Marie-Hélène Larochelle, a researcher and professor at Glendon, is also a writer. She combines her passion for French literature with literary creation in her first novel Daniil and Vanya published in English translation last fall. The translated novel has been acclaimed by the CBC, the Globe and Mail, Quill & Quire and other media outlets.

The theme of Larochelle’s Daniil and Vanya is violence in contemporary literature. The foundations of the professor’s scholarly studies — “the monstrosity in literature when it meets the banal, the evil in each of us” — are also taken up in the novel.

The magazine Châtelaine describes Daniil and Vanya as “an unflinching psychological horror story, both sinister and awe-inspiringly good.” According to the Toronto Star, it is rather a “thriller about family life that exists firmly on the dark side.” The novel tells the story of Emma and Gregory, a perfect Toronto couple who, before adopting twins, seem to have an idyllic life. For a brief summary of the novel, click here.

“Daniil and Vanya” book cover.

After a traumatic pregnancy that ends in a miscarriage, the couple decides to travel to Russia to adopt twin boys. However, as soon as they leave St. Petersburg, the young boys begin to illustrate perverse behaviour that becomes worrisome. A gulf widens between the new parents, alienating their friends and family. The two brothers show troubling signs of lack of empathy and leave a series of disturbing incidents in their wake. Rumours persist as the twins become teenagers — even as Emma continues to cling to her dream of the perfect family. A dark, violent and tense novel, Daniil and Vanya shows the bond between parent and child gone wrong (from Invisible Publishing).

Even though Dr. Larochelle uses her research skills to develop her book, the processes of scientific research and novel writing sometimes diverge. For example, before undertaking the writing, she adopted an innovative process: she created scrapbooks with sketches, diagrams, photos and even colour samples to compose the novel’s universe. The aim of these scrapbooks is to allow the author to find herself in “each of the characters […], not because they look like them, but because the process required them to appropriate their intimacy, their identity.” The creation of a novel therefore requires intensity and precision on the part of the novelist, which is akin to the rigours of scientific research Dr. Larochelle is responsible as an associate professor in the Glendon College Department of French Studies.

“Je suis le courant la vase” book cover.

As a professor, Dr. Larochelle explores the possibilities in French Studies through her publication, which reinforces the quality not only of her novel, but also of her scholarly research. According to Professor Larochelle, writing fiction helps her to better “understand the inner workings of writing,” a subject she loves to teach. Dr. Larochelle’s ability to connect her research with her writing thus improves the quality of her teaching.

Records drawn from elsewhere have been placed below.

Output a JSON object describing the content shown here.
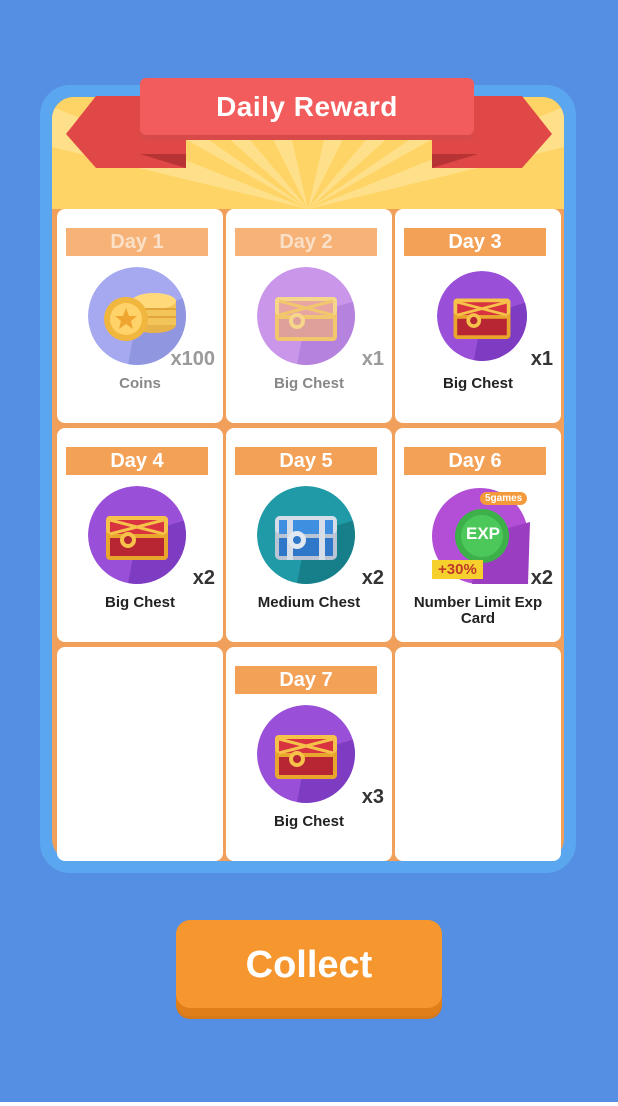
{
  "header": {
    "title": "Daily Reward"
  },
  "rewards": [
    {
      "day": "Day 1",
      "item": "Coins",
      "qty": "x100",
      "icon": "coins-icon",
      "claimed": true
    },
    {
      "day": "Day 2",
      "item": "Big Chest",
      "qty": "x1",
      "icon": "big-chest-icon",
      "claimed": true
    },
    {
      "day": "Day 3",
      "item": "Big Chest",
      "qty": "x1",
      "icon": "big-chest-icon",
      "claimed": false
    },
    {
      "day": "Day 4",
      "item": "Big Chest",
      "qty": "x2",
      "icon": "big-chest-icon",
      "claimed": false
    },
    {
      "day": "Day 5",
      "item": "Medium Chest",
      "qty": "x2",
      "icon": "medium-chest-icon",
      "claimed": false
    },
    {
      "day": "Day 6",
      "item": "Number Limit Exp Card",
      "qty": "x2",
      "icon": "exp-card-icon",
      "claimed": false,
      "badge_top": "5games",
      "badge_center": "EXP",
      "badge_bottom": "+30%"
    },
    {
      "day": "Day 7",
      "item": "Big Chest",
      "qty": "x3",
      "icon": "big-chest-icon",
      "claimed": false
    }
  ],
  "actions": {
    "collect_label": "Collect"
  },
  "colors": {
    "background": "#558fe3",
    "panel": "#5aa6ef",
    "ribbon": "#f35c5c",
    "day_label": "#f4a158",
    "button": "#f5962e"
  }
}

Glendon’s Office of Research and Innovation is proud to celebrate Marie-Hélène Larochelle’s diverse achievements in her various roles. Let us congratulate this multi-talented professor and applaud her for the publication of the English translation of her first novel, Daniil and Vanya. We look forward to reading Larochelle’s next new book Je suis le courant la vase (Leméac éditeur) which is due for publication on January 18, 2021!